FOMO, the acronym for “fear of missing out,” is now a widely used term in 21st century lingo. We have this special new word that describes the acute anxiety and regret of knowing you failed to take advantage of an occasion – or, in more pitiable circumstances, you weren’t even afforded the opportunity to partake in such activities.
FOMO is most often applied in social contexts. It’s almost impossible to avoid, as social media requires us to document evidence of all encounters to prove their existence. Oh, you had to study for your fifth set of midterms and couldn’t attend the football game? All your friends went out last night but conveniently forgot to invite you? Well, too bad: One glance through Facebook will tell you just how much fun everyone had without you.
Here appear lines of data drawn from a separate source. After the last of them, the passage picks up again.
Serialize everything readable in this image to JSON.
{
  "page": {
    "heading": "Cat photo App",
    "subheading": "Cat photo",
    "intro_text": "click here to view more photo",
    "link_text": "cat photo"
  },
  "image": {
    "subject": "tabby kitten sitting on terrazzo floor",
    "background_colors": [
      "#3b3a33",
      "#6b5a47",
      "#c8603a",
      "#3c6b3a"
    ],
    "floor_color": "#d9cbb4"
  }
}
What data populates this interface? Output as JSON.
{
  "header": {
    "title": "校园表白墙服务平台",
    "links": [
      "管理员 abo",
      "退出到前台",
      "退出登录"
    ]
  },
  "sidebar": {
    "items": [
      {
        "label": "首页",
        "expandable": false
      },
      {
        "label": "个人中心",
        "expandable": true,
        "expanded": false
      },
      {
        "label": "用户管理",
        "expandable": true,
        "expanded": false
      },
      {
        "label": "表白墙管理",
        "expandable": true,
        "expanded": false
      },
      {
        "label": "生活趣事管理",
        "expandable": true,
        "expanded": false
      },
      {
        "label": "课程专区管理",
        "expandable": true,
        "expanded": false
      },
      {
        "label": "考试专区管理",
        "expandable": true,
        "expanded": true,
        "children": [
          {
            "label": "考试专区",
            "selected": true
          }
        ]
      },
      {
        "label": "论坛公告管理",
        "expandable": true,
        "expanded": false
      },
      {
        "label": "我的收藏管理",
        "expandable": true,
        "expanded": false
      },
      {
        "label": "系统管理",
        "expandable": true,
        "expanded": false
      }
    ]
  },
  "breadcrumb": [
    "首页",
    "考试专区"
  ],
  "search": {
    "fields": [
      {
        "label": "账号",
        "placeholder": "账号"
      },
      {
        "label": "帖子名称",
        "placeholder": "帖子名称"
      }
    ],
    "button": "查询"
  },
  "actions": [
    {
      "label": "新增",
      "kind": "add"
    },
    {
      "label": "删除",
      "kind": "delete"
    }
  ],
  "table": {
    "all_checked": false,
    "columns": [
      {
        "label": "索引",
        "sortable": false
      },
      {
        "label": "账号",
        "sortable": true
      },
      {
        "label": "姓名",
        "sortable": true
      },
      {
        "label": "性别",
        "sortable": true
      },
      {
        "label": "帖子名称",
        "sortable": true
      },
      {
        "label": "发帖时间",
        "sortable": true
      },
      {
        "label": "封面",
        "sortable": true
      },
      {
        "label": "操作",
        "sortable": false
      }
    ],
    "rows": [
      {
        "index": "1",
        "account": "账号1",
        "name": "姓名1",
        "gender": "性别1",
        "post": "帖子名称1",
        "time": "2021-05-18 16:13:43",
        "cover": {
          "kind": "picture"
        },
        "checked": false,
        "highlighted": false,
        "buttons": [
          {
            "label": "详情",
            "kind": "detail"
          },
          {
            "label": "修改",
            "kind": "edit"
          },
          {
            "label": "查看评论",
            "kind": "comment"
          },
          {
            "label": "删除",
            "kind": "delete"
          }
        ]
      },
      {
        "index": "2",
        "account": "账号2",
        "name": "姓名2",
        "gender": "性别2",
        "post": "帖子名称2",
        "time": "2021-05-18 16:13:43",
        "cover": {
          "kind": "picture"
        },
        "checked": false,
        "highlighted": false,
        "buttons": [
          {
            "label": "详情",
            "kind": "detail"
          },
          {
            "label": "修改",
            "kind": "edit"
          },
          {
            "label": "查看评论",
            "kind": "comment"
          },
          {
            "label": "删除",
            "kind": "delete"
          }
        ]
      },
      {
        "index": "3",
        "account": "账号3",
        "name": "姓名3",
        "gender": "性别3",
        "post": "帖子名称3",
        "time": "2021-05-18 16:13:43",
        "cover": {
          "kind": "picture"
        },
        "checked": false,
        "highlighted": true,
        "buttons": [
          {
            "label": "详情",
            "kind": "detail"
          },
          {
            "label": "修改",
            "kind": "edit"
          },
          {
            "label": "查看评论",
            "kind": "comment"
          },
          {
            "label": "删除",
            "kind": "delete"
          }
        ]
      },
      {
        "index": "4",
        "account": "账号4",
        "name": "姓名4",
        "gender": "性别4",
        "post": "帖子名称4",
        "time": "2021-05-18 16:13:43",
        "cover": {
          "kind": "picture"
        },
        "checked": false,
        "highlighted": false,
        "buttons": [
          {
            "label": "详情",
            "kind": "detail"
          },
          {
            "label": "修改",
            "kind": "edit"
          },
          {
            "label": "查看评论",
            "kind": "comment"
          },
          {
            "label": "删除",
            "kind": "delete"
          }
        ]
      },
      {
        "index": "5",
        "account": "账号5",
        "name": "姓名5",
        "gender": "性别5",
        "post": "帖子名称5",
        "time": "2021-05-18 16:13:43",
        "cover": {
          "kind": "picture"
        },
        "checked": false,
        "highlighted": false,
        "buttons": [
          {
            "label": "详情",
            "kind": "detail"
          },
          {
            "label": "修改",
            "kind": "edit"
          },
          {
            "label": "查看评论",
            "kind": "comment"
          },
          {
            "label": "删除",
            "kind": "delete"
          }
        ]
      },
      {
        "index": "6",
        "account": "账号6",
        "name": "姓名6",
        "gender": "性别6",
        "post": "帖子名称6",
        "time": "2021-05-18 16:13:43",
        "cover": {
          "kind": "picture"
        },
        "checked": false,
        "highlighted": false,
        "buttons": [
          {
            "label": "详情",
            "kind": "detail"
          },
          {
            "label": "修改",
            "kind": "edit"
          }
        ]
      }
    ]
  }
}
You missed out, bro.
The reach of FOMO, however, extends beyond the social realm, impinging upon our academic and professional decisions. This is especially notable in our Northwestern community, which provides us with an abundance of resume-building options. Not only must we judiciously choose our classes and fields of study, we must also determine which student groups to join, what jobs or internships to have, where to volunteer, etc. The eagerness to overcommit strains our time and opportunity costs abound.
At its core, FOMO is motivated by insecurity. If you’re confident you made the right choice, you’re less likely to believe you were mistaken and therefore missed out on something else. Perhaps it’s a symptom of our generation; when we have instant access to information, regarding people’s lives or any given prospect, there’s always a visual reminder of what we’re not doing. Though the catchy term is often used with self-deprecation and affability, FOMO is an unhealthy trend. The anxiety it causes stems from comparing yourself to others, which everyone knows is a dangerous game to play and an equally easy trap to fall into.
Instead of looking at your peers to gauge your personal satisfaction, turn your gaze inward and evaluate your priorities. You might be indecisive or you might be impulsive, so maybe it’s uncomfortable to make more deliberate choices. There are things beyond your personal control, a fact that will make life easier the sooner you accept it. Decisions are within your control, though their outcomes less so. If your friends don’t invite you to hang out with them, it sucks, but it’s not indicative of your self-worth (maybe consider getting new friends though).
As it’s the start of a new school year, you might feel the pressure to sign up for everything – I’m looking at you, freshmen – but you should abstain from enlisting in things gratuitously. Take some time to learn about the different clubs and groups on campus. Sign up for those most important or interesting to you. Predicate your decisions on maximizing happiness and minimizing regrets. Say NO to FOMO.
This year, NU introduced a new recruitment freeze for all student groups, which will end after the first week of classes. This is a smart move by the University. It will allow new students time to settle into campus and experience a week of academics before they commit to extracurriculars. The Registered Student Organizations Activities Fair takes place on Sept. 27, heralding the end of the recruitment freeze, and it can be an overwhelming event for first timers who don’t know what’s offered or what they’re interested in.
As eager-beaver overachievers, we all know it never hurts to do a little extra homework. If you find you can’t sleep because you’re too excited to join all the things, do some background research before the fair on all the opportunities NU has to offer. A particularly handy resource is Wildcat Connection, the student organization directory. You can read all about dozens of a cappella groups, community service projects, club sports and theater groups. The more information you have, the more informed your decisions will be (and the less likely you’ll be to suffer from FOMO).
This column was updated Sept. 21 at 9:58 p.m.